  60. Evolution is not operational science
  64. Ernst Mayr, Darwin’s Influence on Modern Thought, Lecture 1999, ScientificAmerican .com, 2009.
  66. 68.0 68.1 "Another Evolution Fraud Exposed" -, INVESTIGATING GENESIS SERIES.
  68. Encyclopedia Britannica (online): Paleoanthropology
  69. Answers in Genesis, Those Fossils Are A Problem
  70. 72.0 72.1 Sean Pitman, M.D., Thoughts on Evolution From Scientists and Other Intellectuals
  71. Myths of Origin and the Theory of Evolution
  72. Brad Harrub, Ph.D., Bert Thompson, Ph.D., and Eric Lyons, M.Min., Human Evolution and the “Record of the Rocks”
  73. Brad Harrub, Ph.D., The “Glorious Mess” of Human Origins
  74. 76.0 76.1 National Geographic (online edition), Joel Achenbach, PALEOANTHROPOLOGY, Out of Africa, Are we looking for bones in all the right places?
  75. Frank Sherwin, M.A., "Human Evolution" An Update
  76. Bert Thompson, P.H.D. and Brad Harrub, P.H.D., 15 Answers to John Rennie and Scientific American's Nonsense
  77. 80.0 80.1 15 questions for evolutionists
  78. 81.0 81.1 81.2
  80. Richard Dawkins and Rabbi Shmuley Boteach debate
  81. 'I can't be sure God DOES NOT exist': World's most notorious atheist Richard Dawkins admits he is in fact agnostic, Daily Mail, 24 February 2012

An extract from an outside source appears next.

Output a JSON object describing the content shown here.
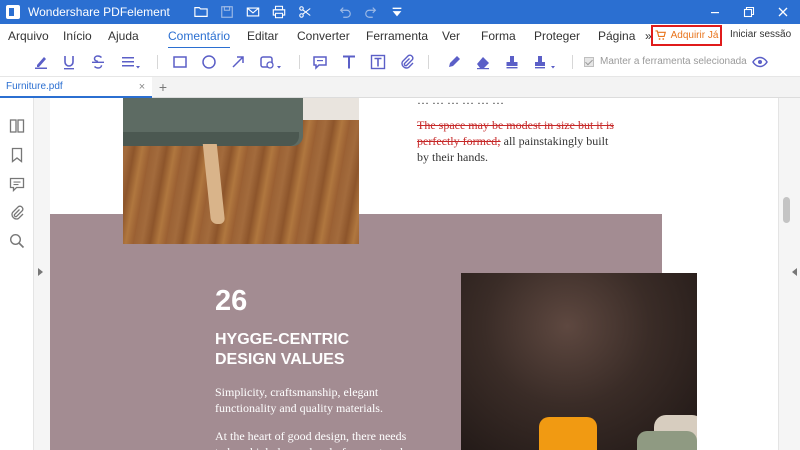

  82. Richard Dawkins: I can't be sure God does not exist
  83. Richard Dawkins on militant atheism